Dataset rows describing interfaces:
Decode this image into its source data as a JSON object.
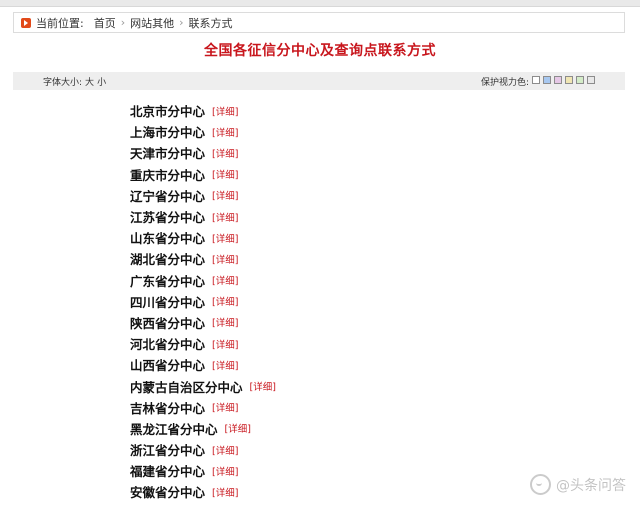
{
  "breadcrumb": {
    "label": "当前位置:",
    "items": [
      "首页",
      "网站其他",
      "联系方式"
    ]
  },
  "page_title": "全国各征信分中心及查询点联系方式",
  "toolbar": {
    "font_size_label": "字体大小:",
    "font_large": "大",
    "font_small": "小",
    "eye_label": "保护视力色:",
    "eye_colors": [
      "#ffffff",
      "#a8c8f0",
      "#e6c8e6",
      "#f0e6b4",
      "#d4ecc8",
      "#e8e8e8"
    ]
  },
  "detail_label": "[详细]",
  "centers": [
    "北京市分中心",
    "上海市分中心",
    "天津市分中心",
    "重庆市分中心",
    "辽宁省分中心",
    "江苏省分中心",
    "山东省分中心",
    "湖北省分中心",
    "广东省分中心",
    "四川省分中心",
    "陕西省分中心",
    "河北省分中心",
    "山西省分中心",
    "内蒙古自治区分中心",
    "吉林省分中心",
    "黑龙江省分中心",
    "浙江省分中心",
    "福建省分中心",
    "安徽省分中心"
  ],
  "watermark": "@头条问答",
  "colors": {
    "accent_red": "#c8161d",
    "icon_orange": "#e24a1a",
    "toolbar_bg": "#eeeeee"
  }
}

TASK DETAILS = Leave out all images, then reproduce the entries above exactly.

WRITTEN RESPONSE =
Decode this image into its source data as a JSON object.
{
  "breadcrumb": {
    "label": "当前位置:",
    "items": [
      "首页",
      "网站其他",
      "联系方式"
    ]
  },
  "page_title": "全国各征信分中心及查询点联系方式",
  "toolbar": {
    "font_size_label": "字体大小:",
    "font_large": "大",
    "font_small": "小",
    "eye_label": "保护视力色:",
    "eye_colors": [
      "#ffffff",
      "#a8c8f0",
      "#e6c8e6",
      "#f0e6b4",
      "#d4ecc8",
      "#e8e8e8"
    ]
  },
  "detail_label": "[详细]",
  "centers": [
    "北京市分中心",
    "上海市分中心",
    "天津市分中心",
    "重庆市分中心",
    "辽宁省分中心",
    "江苏省分中心",
    "山东省分中心",
    "湖北省分中心",
    "广东省分中心",
    "四川省分中心",
    "陕西省分中心",
    "河北省分中心",
    "山西省分中心",
    "内蒙古自治区分中心",
    "吉林省分中心",
    "黑龙江省分中心",
    "浙江省分中心",
    "福建省分中心",
    "安徽省分中心"
  ],
  "watermark": "@头条问答",
  "colors": {
    "accent_red": "#c8161d",
    "icon_orange": "#e24a1a",
    "toolbar_bg": "#eeeeee"
  }
}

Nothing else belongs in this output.